Yet,  there may be little the RBI can do to kickstart growth and investment.  Many would argue the growth slowdown is not caused by tight monetary conditions but is down to supply constraints and macroeconomic risks –the government’s inability to lift a raft of crippling subsidies has swollen the fiscal deficit to almost 6 percent while inhibitions on foreign investment in food processing and retail keep food prices volatile.  

The other side of the problem is of course the rupee which has plunged to record lows amid the global turmoil. Lower interest rates could  leave the currency vulnerable to further losses.

Turkey gearing up for rate cuts but not today

Could the Turkish central bank surprise markets again today?

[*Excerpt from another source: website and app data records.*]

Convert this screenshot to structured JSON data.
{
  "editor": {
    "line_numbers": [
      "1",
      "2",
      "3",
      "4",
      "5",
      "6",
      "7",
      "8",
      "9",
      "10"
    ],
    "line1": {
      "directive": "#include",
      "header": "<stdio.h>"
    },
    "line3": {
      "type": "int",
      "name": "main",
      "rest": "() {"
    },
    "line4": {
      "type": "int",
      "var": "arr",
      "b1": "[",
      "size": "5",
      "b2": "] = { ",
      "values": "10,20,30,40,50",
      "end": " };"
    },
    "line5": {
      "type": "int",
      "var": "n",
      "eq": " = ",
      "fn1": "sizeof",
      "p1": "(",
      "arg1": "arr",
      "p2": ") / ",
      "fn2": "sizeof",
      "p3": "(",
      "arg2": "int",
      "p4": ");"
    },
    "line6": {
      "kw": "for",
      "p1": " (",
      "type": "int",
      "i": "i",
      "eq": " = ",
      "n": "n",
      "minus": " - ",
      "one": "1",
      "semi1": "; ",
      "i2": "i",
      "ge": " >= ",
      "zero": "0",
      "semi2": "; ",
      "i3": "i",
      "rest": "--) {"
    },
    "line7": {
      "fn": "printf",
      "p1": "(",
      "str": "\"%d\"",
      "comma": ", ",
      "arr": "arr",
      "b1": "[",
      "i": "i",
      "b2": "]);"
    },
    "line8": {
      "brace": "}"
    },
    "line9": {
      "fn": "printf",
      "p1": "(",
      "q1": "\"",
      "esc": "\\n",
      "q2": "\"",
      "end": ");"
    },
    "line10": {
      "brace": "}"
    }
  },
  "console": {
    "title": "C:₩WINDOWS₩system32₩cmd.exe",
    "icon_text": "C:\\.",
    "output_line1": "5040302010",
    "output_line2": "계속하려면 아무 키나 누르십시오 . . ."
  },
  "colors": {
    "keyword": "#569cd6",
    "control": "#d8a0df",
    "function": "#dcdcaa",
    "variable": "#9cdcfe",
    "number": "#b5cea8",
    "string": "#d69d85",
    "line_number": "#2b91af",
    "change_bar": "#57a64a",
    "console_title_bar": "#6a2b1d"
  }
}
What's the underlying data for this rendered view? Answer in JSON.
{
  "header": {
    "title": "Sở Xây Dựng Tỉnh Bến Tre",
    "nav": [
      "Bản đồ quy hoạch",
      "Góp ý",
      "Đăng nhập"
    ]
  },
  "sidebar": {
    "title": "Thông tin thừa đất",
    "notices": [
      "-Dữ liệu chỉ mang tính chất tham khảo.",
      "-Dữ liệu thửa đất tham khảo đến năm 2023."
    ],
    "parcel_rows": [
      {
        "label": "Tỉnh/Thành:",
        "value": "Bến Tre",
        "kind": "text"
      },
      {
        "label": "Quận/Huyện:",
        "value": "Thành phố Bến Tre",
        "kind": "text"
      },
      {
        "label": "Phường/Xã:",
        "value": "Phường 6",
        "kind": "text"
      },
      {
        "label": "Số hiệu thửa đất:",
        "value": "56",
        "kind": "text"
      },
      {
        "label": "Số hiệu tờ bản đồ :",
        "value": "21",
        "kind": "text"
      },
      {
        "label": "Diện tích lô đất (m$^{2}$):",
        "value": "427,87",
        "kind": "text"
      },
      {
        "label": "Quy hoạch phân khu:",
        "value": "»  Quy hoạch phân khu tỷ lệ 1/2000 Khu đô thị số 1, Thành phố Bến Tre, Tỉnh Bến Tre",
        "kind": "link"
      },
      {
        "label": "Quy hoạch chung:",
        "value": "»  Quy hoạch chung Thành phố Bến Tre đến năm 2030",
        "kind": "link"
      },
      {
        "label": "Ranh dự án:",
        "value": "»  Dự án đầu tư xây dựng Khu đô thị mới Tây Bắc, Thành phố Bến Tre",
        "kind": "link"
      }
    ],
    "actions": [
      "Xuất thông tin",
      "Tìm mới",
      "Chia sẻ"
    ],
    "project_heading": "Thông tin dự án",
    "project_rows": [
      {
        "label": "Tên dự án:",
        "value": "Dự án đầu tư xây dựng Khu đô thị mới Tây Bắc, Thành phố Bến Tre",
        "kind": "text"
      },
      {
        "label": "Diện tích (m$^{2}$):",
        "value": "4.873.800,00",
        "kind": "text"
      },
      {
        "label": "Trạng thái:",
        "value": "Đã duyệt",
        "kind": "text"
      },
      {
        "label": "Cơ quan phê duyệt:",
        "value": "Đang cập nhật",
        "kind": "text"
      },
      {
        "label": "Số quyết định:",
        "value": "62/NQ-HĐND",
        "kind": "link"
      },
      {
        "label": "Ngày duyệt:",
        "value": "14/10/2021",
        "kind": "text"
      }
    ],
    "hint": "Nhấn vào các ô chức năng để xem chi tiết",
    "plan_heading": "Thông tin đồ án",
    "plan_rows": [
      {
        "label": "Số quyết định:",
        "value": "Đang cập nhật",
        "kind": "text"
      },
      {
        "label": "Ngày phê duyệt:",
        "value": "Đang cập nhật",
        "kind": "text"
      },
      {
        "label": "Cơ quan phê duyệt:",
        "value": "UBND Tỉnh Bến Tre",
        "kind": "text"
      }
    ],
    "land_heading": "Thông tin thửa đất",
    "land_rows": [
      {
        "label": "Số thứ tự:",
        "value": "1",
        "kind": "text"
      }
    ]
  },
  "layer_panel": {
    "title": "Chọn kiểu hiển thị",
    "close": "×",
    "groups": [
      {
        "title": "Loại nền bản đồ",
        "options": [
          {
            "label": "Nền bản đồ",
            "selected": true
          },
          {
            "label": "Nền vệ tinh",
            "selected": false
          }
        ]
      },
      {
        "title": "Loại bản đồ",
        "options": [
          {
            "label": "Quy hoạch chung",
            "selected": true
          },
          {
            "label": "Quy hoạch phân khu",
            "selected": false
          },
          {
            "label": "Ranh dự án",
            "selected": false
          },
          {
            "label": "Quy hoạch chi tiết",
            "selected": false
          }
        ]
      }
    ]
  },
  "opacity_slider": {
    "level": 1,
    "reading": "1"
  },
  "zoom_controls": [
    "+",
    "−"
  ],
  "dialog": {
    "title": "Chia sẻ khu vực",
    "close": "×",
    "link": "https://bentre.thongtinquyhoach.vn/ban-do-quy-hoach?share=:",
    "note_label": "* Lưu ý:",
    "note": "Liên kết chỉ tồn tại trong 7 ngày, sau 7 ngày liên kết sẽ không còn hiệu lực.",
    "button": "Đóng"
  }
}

Given its track record, few will dare to place firm bets on the outcome of today’s meeting but the general reckoning for now is that the bank will keep borrowing and lending rates steady and signal no immediate change to its weekly repo rate of 5.75 percent. With year-on-year inflation in the double digits, logic would dictate there is no scope for an easier monetary policy.

But there are reasons to believe the Turkish central bank, whose mindset is essentially dovish, is letting its thoughts stray towards rate cuts. Consider the following:

a) Governor Erdem Basci has already said he does not see the need for further policy tightening  b)The lira has strengthened  9 percent this year against the dollar and is back at levels last seen in early September, thanks to almost one billion dollars in foreign flows to the Turkish stock market and well-subscribed bond issues. And crucially c) Global factors are supportive (developed central banks are continuing to pump liquidity and a bailout  has finally been agreed for Greece) .

Euro periphery: Lehman-type shock still on cards

The passing of Greek austerity measures is fuelling a rally in peripheral debt today with Italian, Spanish and Portuguese yields falling across the curve.

However, one should not forget that peripheral economies are still under considerable risk of becoming the next Greece — rising debt and weak economic growth pushing the country to seek a bailout — as a result of tighter financial conditions.

Take this warning from JP Morgan:

Financial conditions have deteriorated far more in peripheral Europe than in the core. The drag from this on peripheral GDP is akin to that seen following the Lehman crisis.